Currently he would face tuition fees of £2895 a year at Edinburgh, but this could increase to £9000 depending on the decision. These charges will not apply to students from other European Union nations. For Whiting, the fact that most of his schoolmates can study for free seems deeply unfair.
"Essentially Berwick feels like Scotland and I feel Scottish," he said. "It is so annoying that living a few miles from the border makes such a humungous difference. I feel quite cheated because these fee changes are making me reconsider my university choice and therefore my career."
Legal experts will be closely watching the decision in Edinburgh.
Human rights lawyers are preparing a legal case against the Scottish Government, believing its decision to charge only English, Welsh and Northern Irish students to be discriminatory and a breach of human rights law.
Daniel Carey, a solicitor with Birmingham-based Public Interest Lawyers who are to seek a judicial review of the Scottish Executive's policy, believes Scottish ministers have misinterpreted the law. "Both domestic equalities and human rights legislation as well as EU law prohibit discrimination on the grounds of nationality. English students should be treated the same as Scottish and EU students in Scotland," he said.
The Scottish Government insists the fees are lawful and based on domicile rather than nationality.
Michael Russell, Scotland's Education Secretary, defended the charges, insisting they are to protect places for Scottish students and ensure that Scottish higher education institutions are not seen as a cheap option.
The Welsh Assembly is to subsidise Welsh students, ensuring they pay no more than £3000 a year wherever they study.
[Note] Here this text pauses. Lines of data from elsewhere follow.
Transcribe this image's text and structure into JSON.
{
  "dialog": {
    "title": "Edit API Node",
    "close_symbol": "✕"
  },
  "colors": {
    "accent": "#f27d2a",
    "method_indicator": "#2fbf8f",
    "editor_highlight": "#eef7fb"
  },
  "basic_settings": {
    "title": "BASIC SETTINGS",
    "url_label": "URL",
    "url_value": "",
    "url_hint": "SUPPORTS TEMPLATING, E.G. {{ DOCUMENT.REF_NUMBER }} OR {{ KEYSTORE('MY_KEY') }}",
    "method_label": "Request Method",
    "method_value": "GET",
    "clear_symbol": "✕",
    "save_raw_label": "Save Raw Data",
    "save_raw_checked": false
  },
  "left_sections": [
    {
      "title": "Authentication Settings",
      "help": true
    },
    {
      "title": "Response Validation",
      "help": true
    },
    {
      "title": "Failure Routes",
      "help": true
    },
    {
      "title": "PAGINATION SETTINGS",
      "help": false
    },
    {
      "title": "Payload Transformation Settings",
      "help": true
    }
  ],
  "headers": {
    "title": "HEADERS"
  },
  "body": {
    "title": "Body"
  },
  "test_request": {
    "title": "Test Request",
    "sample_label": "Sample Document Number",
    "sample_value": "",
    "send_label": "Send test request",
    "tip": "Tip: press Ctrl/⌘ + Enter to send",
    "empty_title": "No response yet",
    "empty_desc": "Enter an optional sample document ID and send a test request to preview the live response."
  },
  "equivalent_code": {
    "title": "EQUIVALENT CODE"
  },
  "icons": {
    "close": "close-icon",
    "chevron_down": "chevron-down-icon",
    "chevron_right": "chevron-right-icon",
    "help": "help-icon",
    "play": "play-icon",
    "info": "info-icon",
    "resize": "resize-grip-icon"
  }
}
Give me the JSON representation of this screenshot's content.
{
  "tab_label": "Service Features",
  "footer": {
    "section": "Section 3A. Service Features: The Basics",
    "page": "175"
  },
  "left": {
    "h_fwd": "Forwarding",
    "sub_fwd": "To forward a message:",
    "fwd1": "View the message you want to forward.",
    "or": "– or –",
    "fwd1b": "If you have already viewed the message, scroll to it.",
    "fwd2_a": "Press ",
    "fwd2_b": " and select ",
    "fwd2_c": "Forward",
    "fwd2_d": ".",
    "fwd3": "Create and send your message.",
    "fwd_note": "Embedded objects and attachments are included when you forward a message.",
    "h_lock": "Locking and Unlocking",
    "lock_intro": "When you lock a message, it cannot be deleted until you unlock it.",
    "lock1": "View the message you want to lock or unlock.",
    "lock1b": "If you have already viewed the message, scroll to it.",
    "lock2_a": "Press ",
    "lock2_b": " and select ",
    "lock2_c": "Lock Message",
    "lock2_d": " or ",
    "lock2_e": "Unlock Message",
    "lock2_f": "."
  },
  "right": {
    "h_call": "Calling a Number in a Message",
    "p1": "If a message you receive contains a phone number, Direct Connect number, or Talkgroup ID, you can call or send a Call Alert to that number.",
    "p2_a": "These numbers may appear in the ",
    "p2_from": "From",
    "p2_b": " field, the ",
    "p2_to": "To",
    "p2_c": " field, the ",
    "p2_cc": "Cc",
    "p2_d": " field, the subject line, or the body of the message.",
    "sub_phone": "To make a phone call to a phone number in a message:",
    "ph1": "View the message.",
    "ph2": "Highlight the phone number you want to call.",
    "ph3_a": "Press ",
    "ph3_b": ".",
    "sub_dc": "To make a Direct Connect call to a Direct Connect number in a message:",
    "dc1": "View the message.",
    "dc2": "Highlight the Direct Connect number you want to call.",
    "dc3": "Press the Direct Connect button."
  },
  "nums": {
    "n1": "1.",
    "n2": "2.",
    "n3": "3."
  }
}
The Northern Ireland administration is expected to offer a higher student loan to those studying outside the province.